What results is a lengthy transition period where you have a hybrid model. The point is it takes time and the capacity of leaders, at a very time when you are looking to make savings and reduce the demand – result, extra pressure on everyone in the system, to what end? To save how much?
What if you are not in a MAT, as a stand-alone academy or school still under LA control. If you decide to make savings in back office functions who are you going to contract to cover this work?
Conclusion, if there are savings to be made it is not as simple to achieve as is being presented and it is questionable as to how much money is actually going to be saved, especially during the transition period.
The second point here is that the feeling on the ground is that the savings that are required will not be achieved by cutting ‘back-office’ function. Many schools are having to make painful decisions about pastoral support and classroom teachers.
Wherever you are on the ‘savings to be made’ spectrum you will be aware that difficult times lie ahead and all of this will be a distraction from leading your school and ensuring education and learning are your priorities.
The point Lord Agnew makes about ‘deals’ made to trusts is a distraction. First of all, by his own admission this was 18 months ago – things have changed a lot since then. Secondly, surely you have to ask yourself about the culture that exists in education where not one person replies to you – why might this be? Perhaps no-one wants to stick their head above the parapet, in the current climate that wouldn’t be a huge surprise.

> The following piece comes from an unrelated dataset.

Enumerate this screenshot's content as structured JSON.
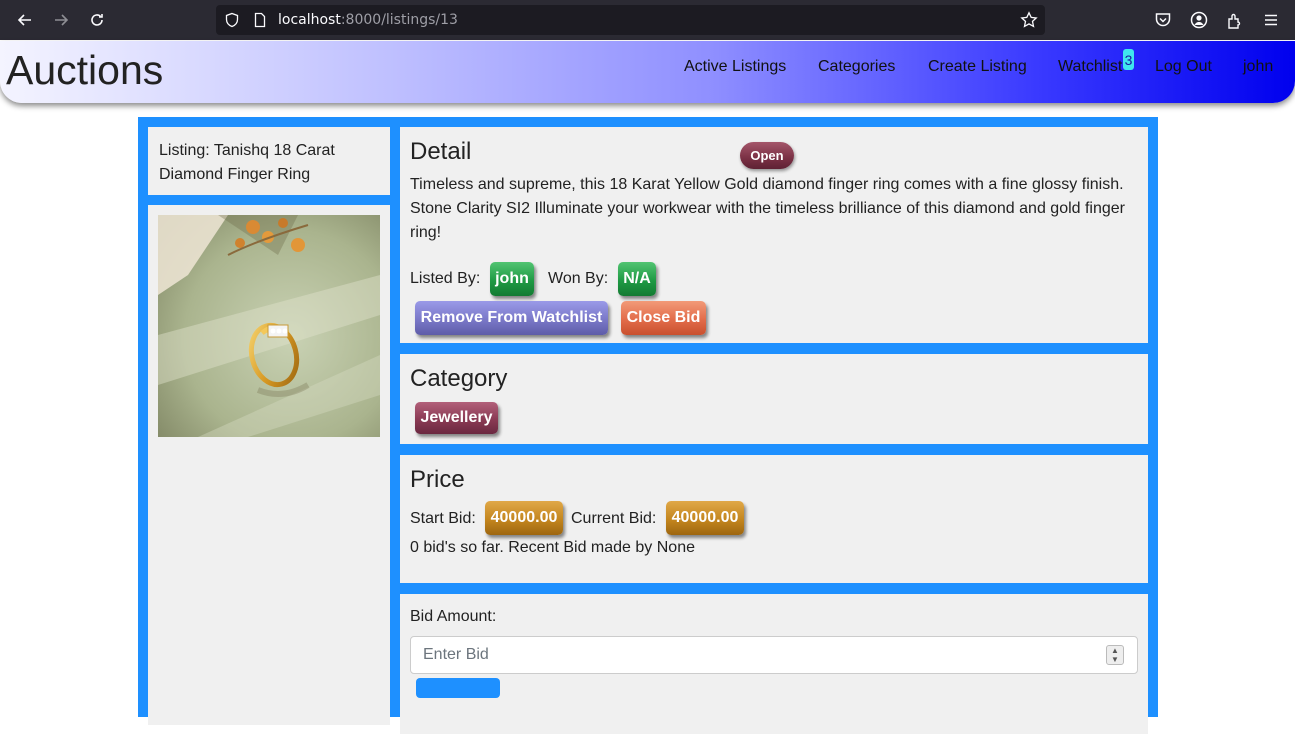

I for one can’t see how this latest interview is helping to change that culture. What I can see is a whole lot of school leaders, who having read this article this morning, are yet again left wondering if anyone is prepared to listen to them. Maybe it is hard to be heard above the noise of all of the popping champagne corks.